Mad Men is the new Sopranos
You know that one TV show that you should be watching but never have? That show that critics rave about and your friend swears by but you just haven’t found the time to check out?
For me, it was “Mad Men.”
But no longer! Inspired by Laura – the editor of this newspaper – I finally gave it a chance. Now I’m completely hooked.
I was unsurprised to discover that the creator of “Mad Men” – Matthew Weiner – used to write for “The Sopranos.”
“Mad Men” isn’t all about corporate advertising any more than “Sopranos” was all about the Mafia. Both programs are about relationships, love, and the entire human condition.
Like “The Sopranos,” “Mad Men” is a colorful, complex ensemble drama.
And like “Sopranos,” “Mad Men” is anchored by a wealthy, powerful, dynamic leading man. Jon Hamm’s Don Draper earns the admiration of male viewers and the hopeless crushes of female viewers.
He’s a man’s man. But he’s also a deeply flawed human being.
The show insightfully explores Don’s issues with identity, pride, anger, and infidelity. One of the key plot points of this season is the unraveling of his third marriage.
Human nature never changes. Human culture definitely does. “Mad Men” helps us understand our own 21st Century society by contrasting it with the 1960s.
The show reminds me of how grateful I should be that I grew up during an era where the sexes are equal in the workplace. I like having a female boss and I am proud that my wife makes more money than I do.
“Mad Men” shows us how different things were just a few generations ago. In a recent episode, the firm’s top young copywriter was forced to leave the company because she couldn’t put up with the unequal pay and marginalization anymore.
In the same episode, the company named a long-time employee as its first female partner. However, she was promoted as compensation for sleeping with an auto executive in order to land the Jaguar account. Yikes.
While women have been making enormous gains in dignity and respect in the American workplace, smokers have been experiencing similarly huge losses.
Nearly all of the “Mad Men” characters smoke in the office.

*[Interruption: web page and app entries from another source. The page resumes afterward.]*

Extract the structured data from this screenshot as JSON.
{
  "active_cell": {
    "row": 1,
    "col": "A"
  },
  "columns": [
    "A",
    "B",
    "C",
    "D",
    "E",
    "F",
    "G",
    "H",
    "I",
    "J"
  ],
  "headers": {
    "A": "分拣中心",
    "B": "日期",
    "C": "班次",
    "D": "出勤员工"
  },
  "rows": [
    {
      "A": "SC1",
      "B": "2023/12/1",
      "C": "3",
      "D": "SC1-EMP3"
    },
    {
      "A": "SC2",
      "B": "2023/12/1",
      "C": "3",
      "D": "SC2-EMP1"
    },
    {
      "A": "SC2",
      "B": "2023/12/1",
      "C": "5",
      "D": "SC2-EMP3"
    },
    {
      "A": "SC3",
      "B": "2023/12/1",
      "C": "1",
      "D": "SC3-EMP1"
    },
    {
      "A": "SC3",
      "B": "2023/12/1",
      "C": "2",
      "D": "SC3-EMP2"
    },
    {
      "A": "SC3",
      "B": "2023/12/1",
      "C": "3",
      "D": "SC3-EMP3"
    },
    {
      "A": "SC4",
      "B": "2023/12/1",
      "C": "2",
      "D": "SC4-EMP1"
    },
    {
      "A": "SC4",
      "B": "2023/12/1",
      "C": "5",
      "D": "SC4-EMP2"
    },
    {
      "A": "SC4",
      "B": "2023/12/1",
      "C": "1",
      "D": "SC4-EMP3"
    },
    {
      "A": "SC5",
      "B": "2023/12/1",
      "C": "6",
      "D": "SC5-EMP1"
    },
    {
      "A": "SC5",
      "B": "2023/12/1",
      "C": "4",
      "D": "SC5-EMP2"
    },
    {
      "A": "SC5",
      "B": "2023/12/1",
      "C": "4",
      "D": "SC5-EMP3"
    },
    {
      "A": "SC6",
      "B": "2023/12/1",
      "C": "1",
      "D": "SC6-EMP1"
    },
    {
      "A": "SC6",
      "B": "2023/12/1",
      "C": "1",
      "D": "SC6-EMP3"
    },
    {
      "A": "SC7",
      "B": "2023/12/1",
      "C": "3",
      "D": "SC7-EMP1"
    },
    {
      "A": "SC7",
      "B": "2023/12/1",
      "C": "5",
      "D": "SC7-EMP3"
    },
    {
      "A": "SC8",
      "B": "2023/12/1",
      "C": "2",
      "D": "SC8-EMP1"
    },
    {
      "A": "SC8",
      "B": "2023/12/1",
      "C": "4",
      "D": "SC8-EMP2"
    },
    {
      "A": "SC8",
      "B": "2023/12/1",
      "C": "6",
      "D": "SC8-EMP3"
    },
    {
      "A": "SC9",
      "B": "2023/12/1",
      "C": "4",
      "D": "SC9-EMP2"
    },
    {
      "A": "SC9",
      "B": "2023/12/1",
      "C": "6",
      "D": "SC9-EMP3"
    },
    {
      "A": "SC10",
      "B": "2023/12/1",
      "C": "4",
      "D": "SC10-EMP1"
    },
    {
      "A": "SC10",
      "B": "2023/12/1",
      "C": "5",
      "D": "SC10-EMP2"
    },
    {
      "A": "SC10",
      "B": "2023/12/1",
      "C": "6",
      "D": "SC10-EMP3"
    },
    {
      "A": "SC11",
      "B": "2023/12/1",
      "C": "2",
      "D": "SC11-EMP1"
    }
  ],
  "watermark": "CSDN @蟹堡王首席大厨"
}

Some just occasionally to deal with stress; some have a cigarette in their hand in every scene.
People in the 60s understood – like us – that smoking a pack a day is a bad habit and a serious health risk. But they also understood – unlike us – that merely being in the same room as a smoker is not a serious health risk and that it is impolite to make snide comments to a smoker’s face.
With all of the heavy smoking going on, I imagine that somebody on “Mad Men” is going to develop emphysema one of these days. And, unfortunately, it isn’t going to be weaselly, contemptible Pete Campbell. He’s the only one who doesn’t light up.
“Mad Men” is the best drama on TV and the best soap opera. It has the best writing and the best cinematography. It is all things to all people. But only if you watch it. Join us!